We left because we felt guilty, afraid, alienated, and powerless to bring about change. So we grabbed the opportunity to grow in experience, to go to a country where we might begin to shed the skin of prejudice, and perhaps even to make a new life for ourselves.

Make no mistake; the bitter legacy of apartheid has indeed sundered thousands of families apart by thousands of miles and by continents. I live in the United States, my sister and her family live in Australia, and other relatives live in Israel.

Now let’s fast forward to present-day Birmingham, Alabama. After sojourns in California, Minnesota and Canada we settled in this city—exactly forty years ago! And last year, the answer to my question: why has my journey in life brought me from Johannesburg, South Africa, to Birmingham, Alabama, became clear.

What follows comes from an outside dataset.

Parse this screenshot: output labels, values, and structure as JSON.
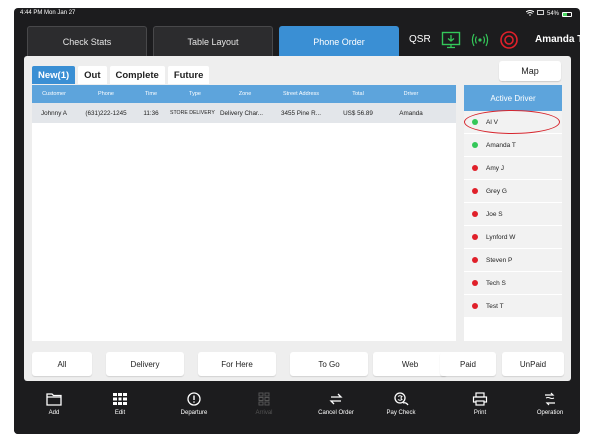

Soon after I had published my memoir of growing up under Apartheid, in January 2011, the Birmingham Civil Rights Institute asked Boris and myself to help prepare Birmingham students for an exchange visit to Johannesburg, South Africa. It was truly gratifying to meet with our city’s students, and then later to celebrate the arrival of the students from Johannesburg, South Africa. Both groups observed that they were surprised by historical similarities between the Civil Rights struggle in the United States, and Freedom struggle to end Apartheid.
Mpho Mpotoane from Johannesburg told us, "Our history and your history they aren't that different. The events took place with aggression and the youth was involved. In the United States the great leader was Martin Luther King Jr. In South Africa, Nelson Mandela.” And can you believe that I met three young exchange students who had just graduated from Athlone Girls High, the same school as I had? When I attend that school, it would have been absolutely impossible, completely illegal, for those young ladies to enroll at my segregated all-white school—instead they would have been relegated to the lowest rung of the educational ladder.
In addition, The BCRI and the Birmingham Museum of Art were showing,
Have you Heard From Johannesburg Lately?— the seven-part documentary chronicling the history of the global anti-apartheid movement, modeled after the American Civil Rights movement, which took on South Africa’s entrenched apartheid regime. And there was a photographic exhibit on the Apartheid area at the Art Museum. In addition the BCRI, with funding from the Birmingham Jewish Federation, hosted the Helen Suzman traveling exhibit, chronicling the life of the sole anti-apartheid activist and politician, who dared speak out against apartheid for thirty-six years.
Looking back, I can see how the two halves of my life have meshed together. Hopefully, the brutal events that sensitized me to the iniquities of racism have shaped me into a better mother, grandmother, teacher, writer and citizen. I would like to end with a quote from The Nine Inheritors: The Extraordinary Odyssey of a Family and Their Ancient Torah Scroll:

All [the inheritors] understood the Torah to be a solemn trust. Being heirs to the Torah had changed them. The Torah served as a touchstone, reminding them who they were and where they had come from, and charging them to do
mitzvot, good deeds, so that evil would never triumph over virtue. As inheritors they were irrevocably linked to their ancestors, trustees of their history and witnesses to the tragic fate of their people and to their survival against all odds. Lest others forget the past, they became witnesses to it, bearers of the standard for future generations.